Good Citizen
1 month ago
Reply to  Don Black

Follow the money folks. Don has been on the public dole for years and wants his buddies to remain there. When looking at a city budget, ask for verifiable proof that police “prevent crimes” Don will pull out an anecdotal story. “If I hadn’t done x then y would have happened” He has absolutely no facts or figures to back up the scam he and his buddies have been perpetuating for years. How convenient that claims of crime prevention don’t have to be backed up with the same scrutiny given to actual crimes committed. He can’t do this because it can’t be done. Notice how he mentions firemen, who perform a standardized, verifiable service to the public. We can justify taxpayers funds going to a wide variety of city services because what they do can and should be quantified. (X number of potholes were filled by city crews last year) Look at what you have paid Don and others in a lifetime of lying about their effect not only on crime, but their theft of you tax dollars.

DICK MOORE
1 month ago
Reply to  Good Citizen

For all you current, past and retired APD members, let me be the first to apologize for Good Citizen’s absolutely stupid thoughts of your service to our community. You did not spend a lifetime of lying and did not steal our tax dollars to raise your families.

Never allow yourselves to believe that for even one second. Good Citizen you have proven one more time that your head must be attached to your body but somewhere where no one can see it. Spare us your childish thoughts.

Good Citizen
Good Citizen
1 month ago
Reply to  DICK MOORE

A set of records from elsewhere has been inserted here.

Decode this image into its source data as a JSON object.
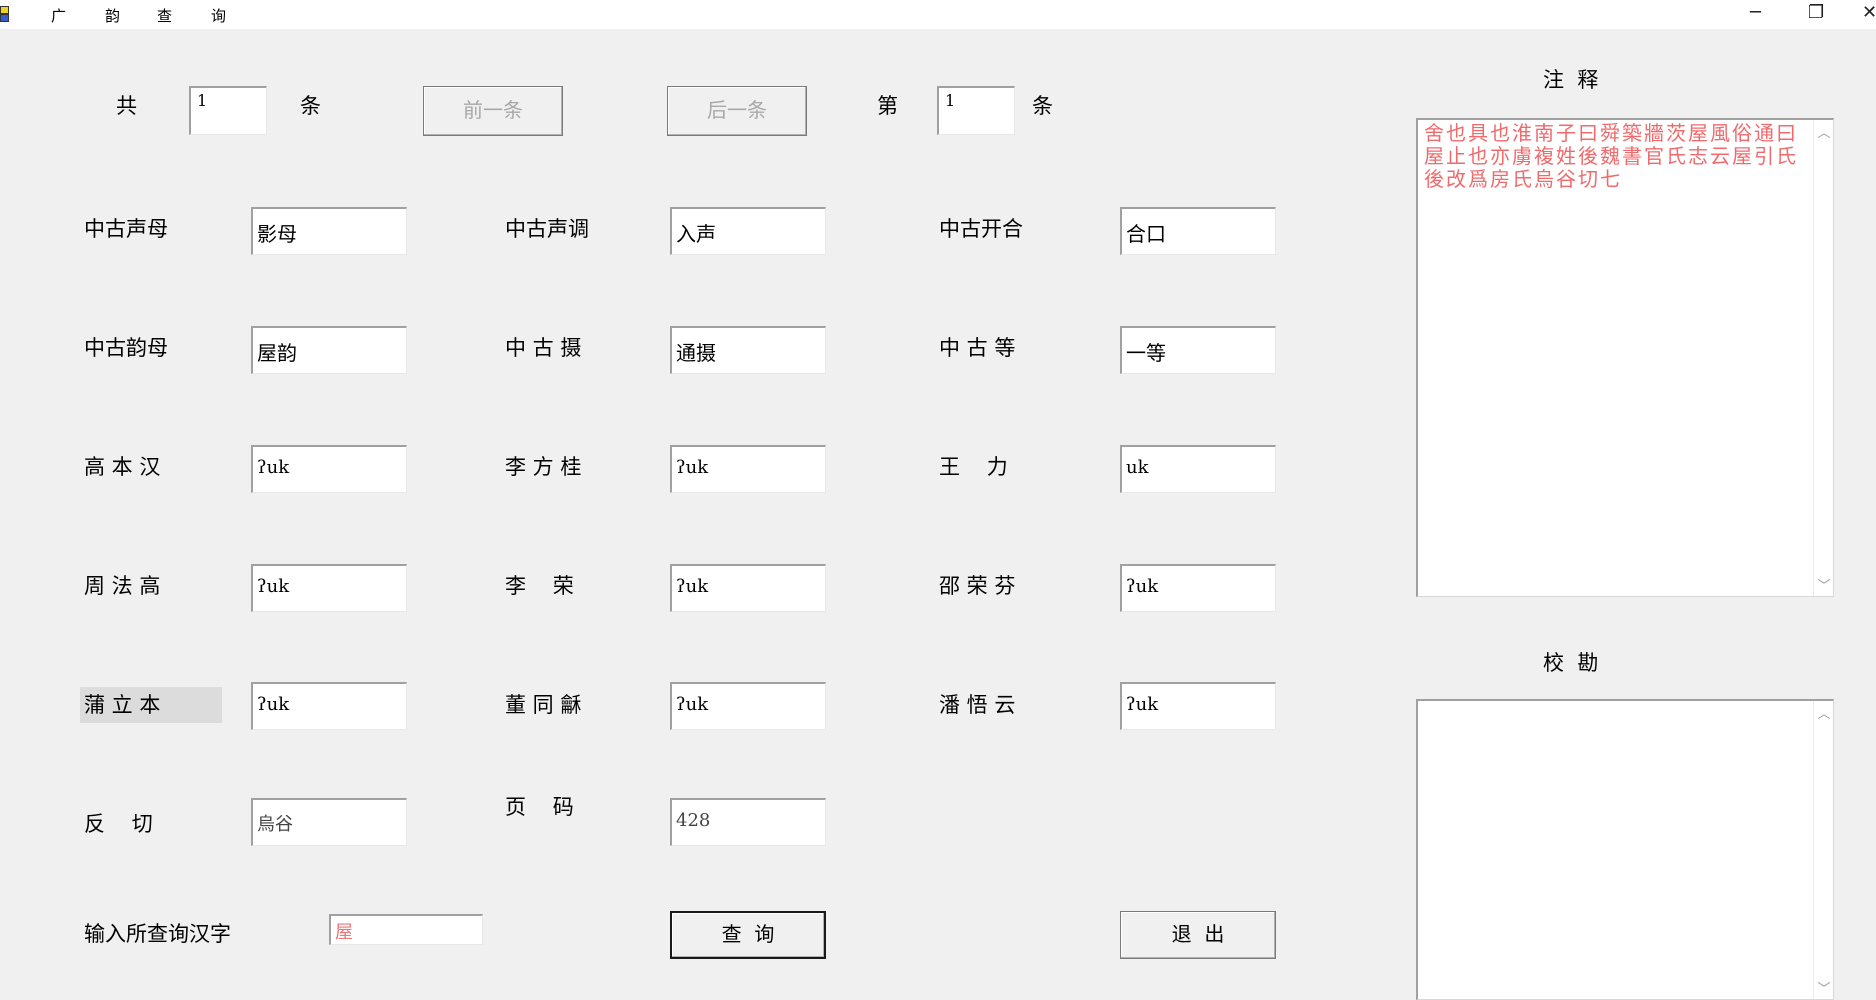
{
  "menu": {
    "items": [
      "广",
      "韵",
      "查",
      "询"
    ]
  },
  "window": {
    "minimize": "─",
    "restore": "❐",
    "close": "✕"
  },
  "nav": {
    "total_label": "共",
    "total_value": "1",
    "total_unit": "条",
    "prev_button": "前一条",
    "next_button": "后一条",
    "index_label": "第",
    "index_value": "1",
    "index_unit": "条"
  },
  "fields": {
    "mc_initial": {
      "label": "中古声母",
      "value": "影母"
    },
    "mc_tone": {
      "label": "中古声调",
      "value": "入声"
    },
    "mc_openness": {
      "label": "中古开合",
      "value": "合口"
    },
    "mc_final": {
      "label": "中古韵母",
      "value": "屋韵"
    },
    "mc_she": {
      "label": "中 古 摄",
      "value": "通摄"
    },
    "mc_grade": {
      "label": "中 古 等",
      "value": "一等"
    },
    "karlgren": {
      "label": "高 本 汉",
      "value": "ʔuk"
    },
    "li_fanggui": {
      "label": "李 方 桂",
      "value": "ʔuk"
    },
    "wang_li": {
      "label": "王    力",
      "value": "uk"
    },
    "zhou_fagao": {
      "label": "周 法 高",
      "value": "ʔuk"
    },
    "li_rong": {
      "label": "李    荣",
      "value": "ʔuk"
    },
    "shao_rongfen": {
      "label": "邵 荣 芬",
      "value": "ʔuk"
    },
    "pulleyblank": {
      "label": "蒲 立 本",
      "value": "ʔuk"
    },
    "dong_tonghe": {
      "label": "董 同 龢",
      "value": "ʔuk"
    },
    "pan_wuyun": {
      "label": "潘 悟 云",
      "value": "ʔuk"
    },
    "fanqie": {
      "label": "反    切",
      "value": "烏谷"
    },
    "page": {
      "label": "页    码",
      "value": "428"
    }
  },
  "query": {
    "label": "输入所查询汉字",
    "value": "屋",
    "search_button": "查  询",
    "exit_button": "退  出"
  },
  "notes": {
    "title": "注  释",
    "text": "舍也具也淮南子曰舜築牆茨屋風俗通曰屋止也亦虜複姓後魏書官氏志云屋引氏後改爲房氏烏谷切七"
  },
  "collation": {
    "title": "校  勘",
    "text": ""
  },
  "colors": {
    "background": "#f0f0f0",
    "note_text": "#f06a6c",
    "query_text": "#e8787a"
  }
}
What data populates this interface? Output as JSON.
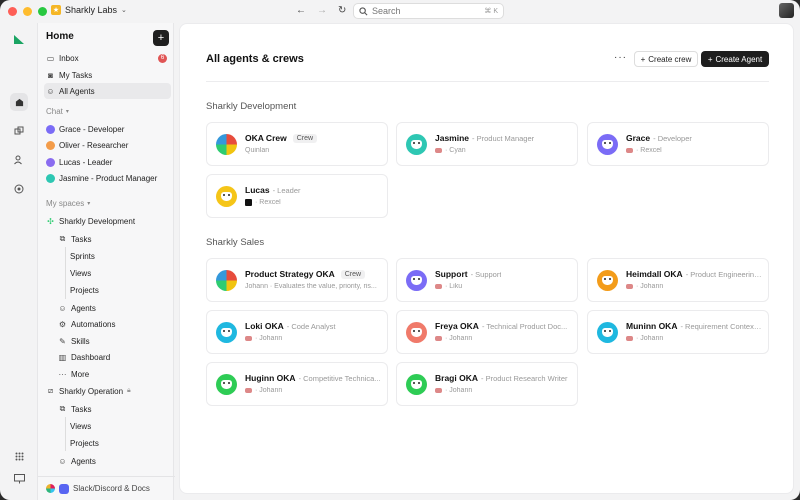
{
  "app": {
    "workspace_name": "Sharkly Labs",
    "search_placeholder": "Search",
    "search_shortcut": "⌘ K"
  },
  "sidebar": {
    "home_label": "Home",
    "top_items": [
      {
        "label": "Inbox",
        "badge": "6",
        "icon": "inbox-icon"
      },
      {
        "label": "My Tasks",
        "icon": "tasks-icon"
      },
      {
        "label": "All Agents",
        "icon": "agents-icon"
      }
    ],
    "chat_label": "Chat",
    "chats": [
      {
        "label": "Grace - Developer",
        "color": "#7b6cf6"
      },
      {
        "label": "Oliver - Researcher",
        "color": "#f39c4a"
      },
      {
        "label": "Lucas - Leader",
        "color": "#8a6cf0"
      },
      {
        "label": "Jasmine - Product Manager",
        "color": "#2ec7b3"
      }
    ],
    "spaces_label": "My spaces",
    "space1": {
      "name": "Sharkly Development",
      "tasks": "Tasks",
      "task_children": [
        "Sprints",
        "Views",
        "Projects"
      ],
      "items": [
        "Agents",
        "Automations",
        "Skills",
        "Dashboard",
        "More"
      ]
    },
    "space2": {
      "name": "Sharkly Operation",
      "tasks": "Tasks",
      "task_children": [
        "Views",
        "Projects"
      ],
      "items": [
        "Agents"
      ]
    },
    "footer_label": "Slack/Discord & Docs"
  },
  "main": {
    "title": "All agents & crews",
    "more_label": "···",
    "create_crew_label": "Create crew",
    "create_agent_label": "Create Agent",
    "groups": [
      {
        "title": "Sharkly Development",
        "cards": [
          {
            "name": "OKA Crew",
            "role": "",
            "tag": "Crew",
            "sub": "Quinlan",
            "color": "crew"
          },
          {
            "name": "Jasmine",
            "role": "- Product Manager",
            "tag": "",
            "sub": "· Cyan",
            "color": "#2ec7b3"
          },
          {
            "name": "Grace",
            "role": "- Developer",
            "tag": "",
            "sub": "· Rexcel",
            "color": "#7b6cf6"
          },
          {
            "name": "Lucas",
            "role": "- Leader",
            "tag": "",
            "sub": "· Rexcel",
            "color": "#f5c518"
          }
        ]
      },
      {
        "title": "Sharkly Sales",
        "cards": [
          {
            "name": "Product Strategy OKA",
            "role": "",
            "tag": "Crew",
            "sub": "Johann · Evaluates the value, priority, ris...",
            "color": "crew"
          },
          {
            "name": "Support",
            "role": "- Support",
            "tag": "",
            "sub": "· Liku",
            "color": "#7b6cf6"
          },
          {
            "name": "Heimdall OKA",
            "role": "- Product Engineering...",
            "tag": "",
            "sub": "· Johann",
            "color": "#f39c1a"
          },
          {
            "name": "Loki OKA",
            "role": "- Code Analyst",
            "tag": "",
            "sub": "· Johann",
            "color": "#1fb8e0"
          },
          {
            "name": "Freya OKA",
            "role": "- Technical Product Doc...",
            "tag": "",
            "sub": "· Johann",
            "color": "#f07a6a"
          },
          {
            "name": "Muninn OKA",
            "role": "- Requirement Context...",
            "tag": "",
            "sub": "· Johann",
            "color": "#1fb8e0"
          },
          {
            "name": "Huginn OKA",
            "role": "- Competitive Technica...",
            "tag": "",
            "sub": "· Johann",
            "color": "#2ecc55"
          },
          {
            "name": "Bragi OKA",
            "role": "- Product Research Writer",
            "tag": "",
            "sub": "· Johann",
            "color": "#2ecc55"
          }
        ]
      }
    ]
  }
}
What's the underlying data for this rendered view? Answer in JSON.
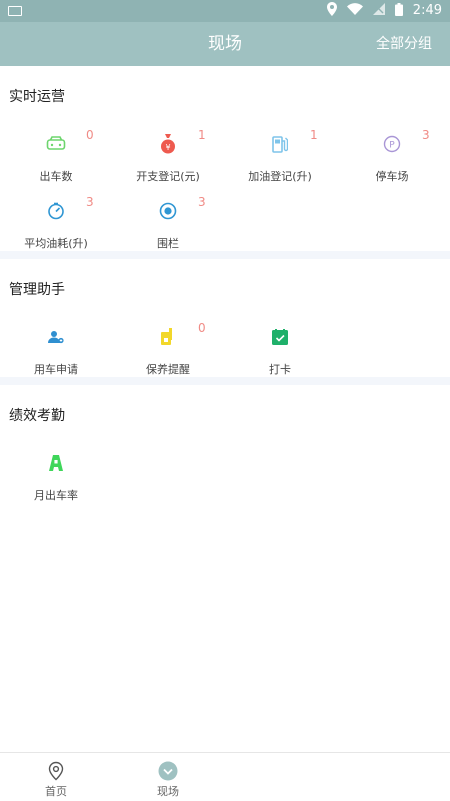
{
  "statusbar": {
    "time": "2:49"
  },
  "appbar": {
    "title": "现场",
    "action": "全部分组"
  },
  "sections": [
    {
      "title": "实时运营",
      "items": [
        {
          "label": "出车数",
          "count": "0"
        },
        {
          "label": "开支登记(元)",
          "count": "1"
        },
        {
          "label": "加油登记(升)",
          "count": "1"
        },
        {
          "label": "停车场",
          "count": "3"
        },
        {
          "label": "平均油耗(升)",
          "count": "3"
        },
        {
          "label": "围栏",
          "count": "3"
        }
      ]
    },
    {
      "title": "管理助手",
      "items": [
        {
          "label": "用车申请"
        },
        {
          "label": "保养提醒",
          "count": "0"
        },
        {
          "label": "打卡"
        }
      ]
    },
    {
      "title": "绩效考勤",
      "items": [
        {
          "label": "月出车率"
        }
      ]
    }
  ],
  "bottomnav": {
    "items": [
      {
        "label": "首页"
      },
      {
        "label": "现场"
      }
    ]
  },
  "colors": {
    "appbar": "#9fc1c1",
    "count": "#f08b86",
    "divider": "#f3f6fb"
  },
  "icons": {
    "car": "car-icon",
    "money_bag": "money-bag-icon",
    "fuel": "fuel-pump-icon",
    "parking": "parking-icon",
    "gauge": "fuel-gauge-icon",
    "fence": "fence-icon",
    "request": "user-request-icon",
    "maintenance": "maintenance-icon",
    "checkin": "checkin-icon",
    "rate": "rate-icon",
    "home": "location-pin-icon",
    "site": "site-check-icon"
  }
}
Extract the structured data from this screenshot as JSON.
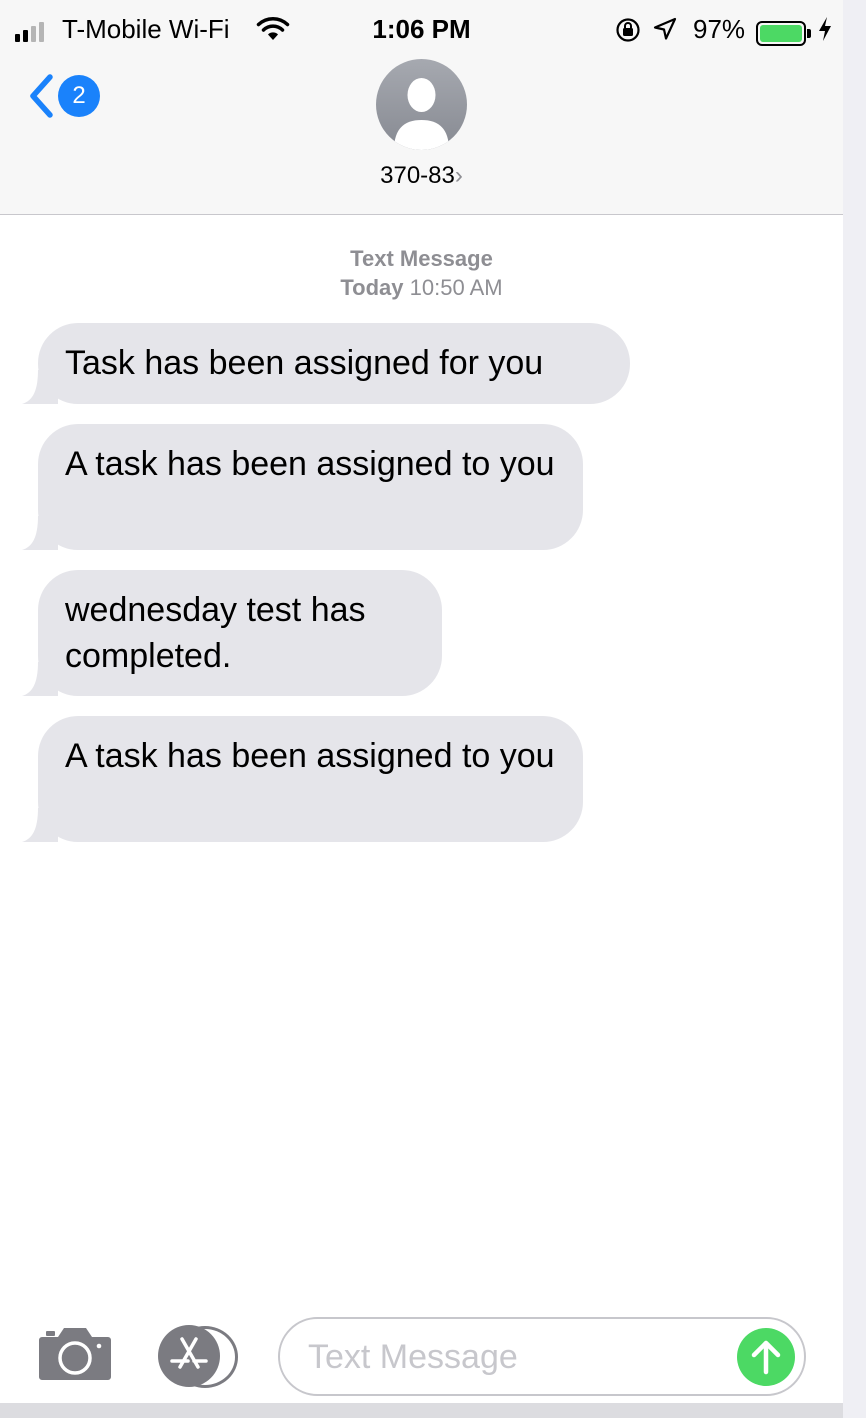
{
  "status_bar": {
    "carrier": "T-Mobile Wi-Fi",
    "time": "1:06 PM",
    "battery_percent": "97%",
    "battery_level": 0.97,
    "signal_bars_active": 2,
    "signal_bars_total": 4,
    "icons": [
      "wifi-icon",
      "rotation-lock-icon",
      "location-arrow-icon",
      "battery-icon",
      "charging-bolt-icon"
    ]
  },
  "nav": {
    "back_badge": "2",
    "contact": "370-83",
    "contact_chevron": "›"
  },
  "conversation": {
    "timestamp_service": "Text Message",
    "timestamp_day": "Today",
    "timestamp_time": "10:50 AM",
    "messages": [
      {
        "text": "Task has been assigned for you",
        "direction": "incoming"
      },
      {
        "text": "A task has been assigned to you",
        "direction": "incoming"
      },
      {
        "text": "wednesday test has completed.",
        "direction": "incoming"
      },
      {
        "text": "A task has been assigned to you",
        "direction": "incoming"
      }
    ]
  },
  "composer": {
    "placeholder": "Text Message",
    "icons": [
      "camera-icon",
      "app-store-icon",
      "send-arrow-icon"
    ]
  },
  "colors": {
    "accent": "#1a82fb",
    "incoming_bubble": "#e5e5ea",
    "send_button": "#4cd964",
    "secondary_text": "#8e8e93"
  }
}
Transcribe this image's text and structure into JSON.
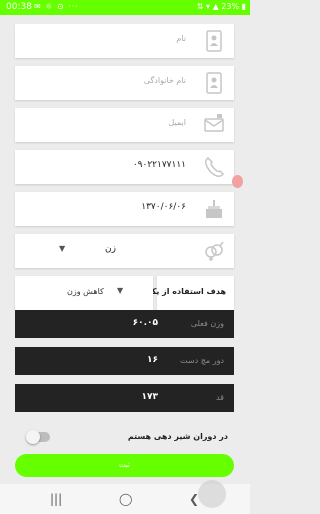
{
  "status_bar": {
    "time": "00:38",
    "battery": "23%",
    "bg_color": "#66ff00"
  },
  "form": {
    "first_name": {
      "placeholder": "نام",
      "icon": "contact-card-icon"
    },
    "last_name": {
      "placeholder": "نام خانوادگی",
      "icon": "contact-card-icon"
    },
    "email": {
      "placeholder": "ایمیل",
      "icon": "mailbox-icon"
    },
    "phone": {
      "value": "۰۹۰۲۲۱۷۷۱۱۱",
      "icon": "phone-icon"
    },
    "birthdate": {
      "value": "۱۳۷۰/۰۶/۰۶",
      "icon": "cake-icon"
    },
    "gender": {
      "value": "زن",
      "icon": "gender-icon"
    },
    "goal": {
      "label": "هدف استفاده از یکا",
      "value": "کاهش وزن"
    },
    "current_weight": {
      "label": "وزن فعلی",
      "value": "۶۰.۰۵"
    },
    "wrist": {
      "label": "دور مچ دست",
      "value": "۱۶"
    },
    "height": {
      "label": "قد",
      "value": "۱۷۳"
    },
    "breastfeeding": {
      "label": "در دوران شیر دهی هستم",
      "on": false
    }
  },
  "submit_label": "ثبت",
  "colors": {
    "accent": "#66ff00",
    "dark_field": "#232323"
  }
}
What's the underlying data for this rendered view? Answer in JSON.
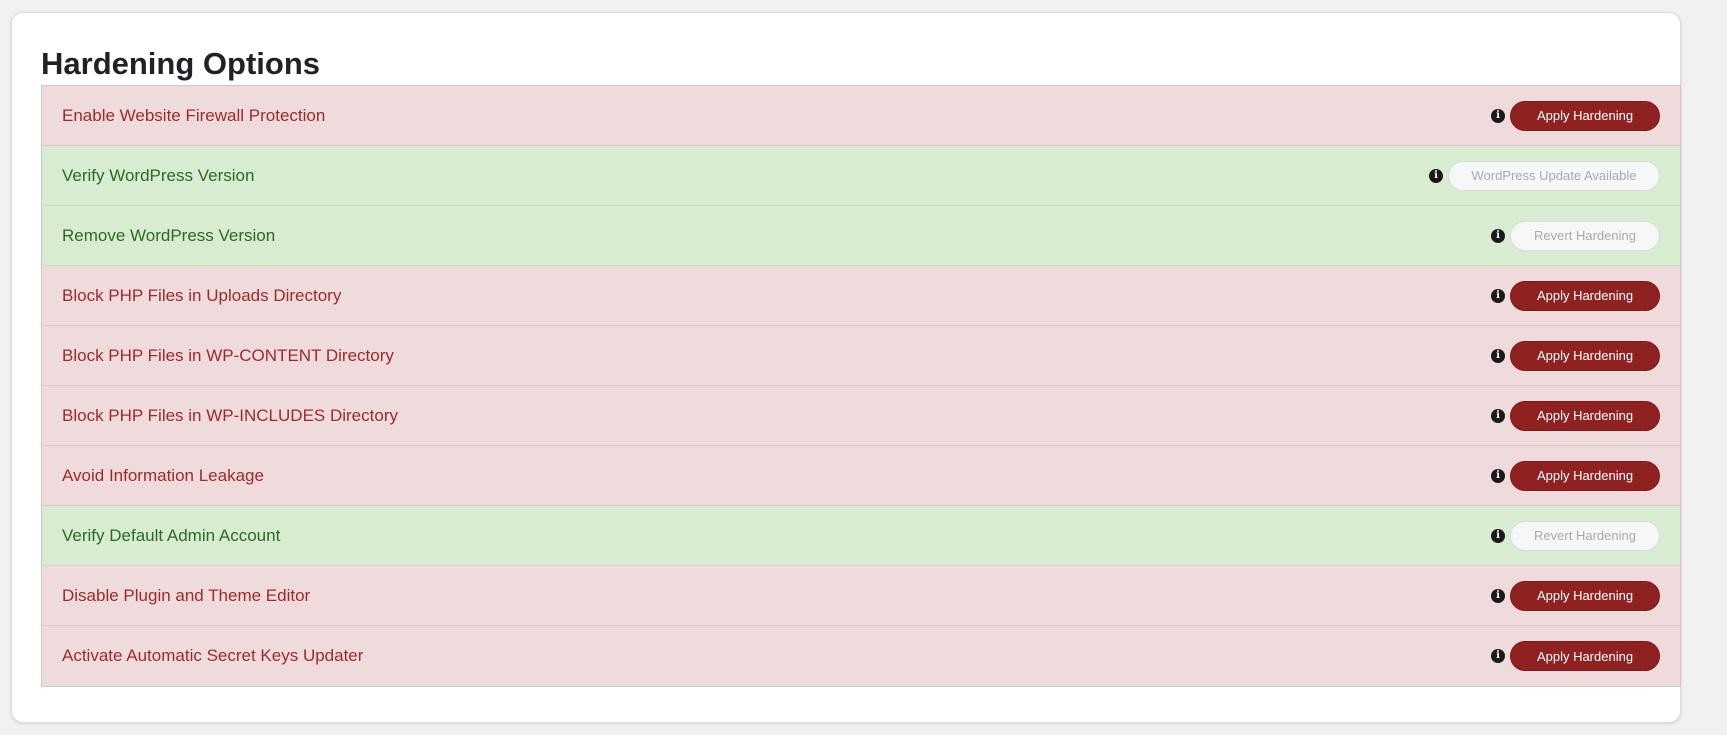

Dick:
Licking boots is a bad hobby. Give it up. Phony conservatives often love men in uniform, but they can’t and won’t provide any actual data that refute anything I said above. Real conservatives, those interested in the waste of public tax dollars, want real life and real time information in reference to what they get for their money. Like many on both sides of the political spectrum, you rely on your feelings (which apparently are often hurt) when making decisions about where my money is spent. You appear to have had a lifetime on your knees and that also must hurt.

Debra MacKillop
Debra MacKillop
1 month ago

no confidence in reaching back for a policeman to run things from an earlier time when no one did anything about systemic racism, homophobia, gender discrimination and police brutality…get some real house-cleaning done, new recruitment standards and better training and independent oversight

DICK MOORE
1 month ago

Debra, are you Good Citizen’s mother?